With one-shot learning, a machine learning model can quickly and accurately pull key data from financial documents, flagging anomalies and bringing irregularities to the attention of the relevant team. With one-shot learning, this entire process is automated, and does not require a resource-intensive investment. That can directly translate into faster, more accurate financial analyses for quarterly and annual reporting. It can also prevent lost invoices, clear up backlogs, and help meet deadlines.
One-shot learning removes the need for hours of manual data entry work, and gives that time back to be better applied elsewhere.
One-shot learning for all
From a business standpoint, machine learning becomes truly self-service with one-shot learning. Regardless of their technical competency level, anyone can create their own model without assembling a large dataset, a massive computing budget, or a cross-functional team.
How can you implement one-shot learning today? The first step is finding solutions that don’t require heavy services or data experts to build something custom. Identify opportunities for “intelligent” needs within your organization, and explore the tools and services available to you.
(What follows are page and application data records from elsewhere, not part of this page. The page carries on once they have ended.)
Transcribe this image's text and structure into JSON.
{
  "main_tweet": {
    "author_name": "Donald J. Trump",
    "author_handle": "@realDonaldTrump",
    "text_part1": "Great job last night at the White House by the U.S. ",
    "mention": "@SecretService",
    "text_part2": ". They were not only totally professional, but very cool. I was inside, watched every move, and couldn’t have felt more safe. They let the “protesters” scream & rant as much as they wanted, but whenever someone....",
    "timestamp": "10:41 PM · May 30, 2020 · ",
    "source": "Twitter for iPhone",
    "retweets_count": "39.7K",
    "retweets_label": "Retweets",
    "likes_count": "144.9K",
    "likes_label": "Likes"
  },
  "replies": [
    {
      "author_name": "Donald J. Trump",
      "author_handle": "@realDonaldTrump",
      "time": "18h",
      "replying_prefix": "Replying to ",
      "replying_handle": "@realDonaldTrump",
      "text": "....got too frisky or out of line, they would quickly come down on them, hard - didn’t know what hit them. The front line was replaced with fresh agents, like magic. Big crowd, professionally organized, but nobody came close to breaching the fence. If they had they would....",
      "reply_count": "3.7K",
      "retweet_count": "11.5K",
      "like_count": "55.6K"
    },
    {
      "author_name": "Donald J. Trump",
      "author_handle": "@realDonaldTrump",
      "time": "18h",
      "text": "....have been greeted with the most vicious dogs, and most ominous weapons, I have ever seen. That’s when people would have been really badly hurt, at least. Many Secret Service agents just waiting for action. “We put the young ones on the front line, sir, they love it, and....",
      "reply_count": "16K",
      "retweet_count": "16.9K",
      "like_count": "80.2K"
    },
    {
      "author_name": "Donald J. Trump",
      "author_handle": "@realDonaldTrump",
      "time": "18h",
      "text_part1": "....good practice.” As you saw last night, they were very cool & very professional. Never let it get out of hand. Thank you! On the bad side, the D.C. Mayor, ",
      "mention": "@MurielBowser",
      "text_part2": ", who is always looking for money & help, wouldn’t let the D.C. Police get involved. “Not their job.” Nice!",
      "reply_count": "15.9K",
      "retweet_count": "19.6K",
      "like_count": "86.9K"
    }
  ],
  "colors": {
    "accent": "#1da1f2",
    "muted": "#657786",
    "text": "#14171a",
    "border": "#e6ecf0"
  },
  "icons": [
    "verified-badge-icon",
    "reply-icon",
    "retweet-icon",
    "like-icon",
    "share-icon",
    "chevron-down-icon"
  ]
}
Also, pay attention to breakthroughs and developments in machine learning, whether that’s new techniques, optimizations, or use cases. Advances in machine learning are happening all the time. One-shot learning is only one practical advance that’s allowing the efficiency and accuracy of machine learning to be democratized.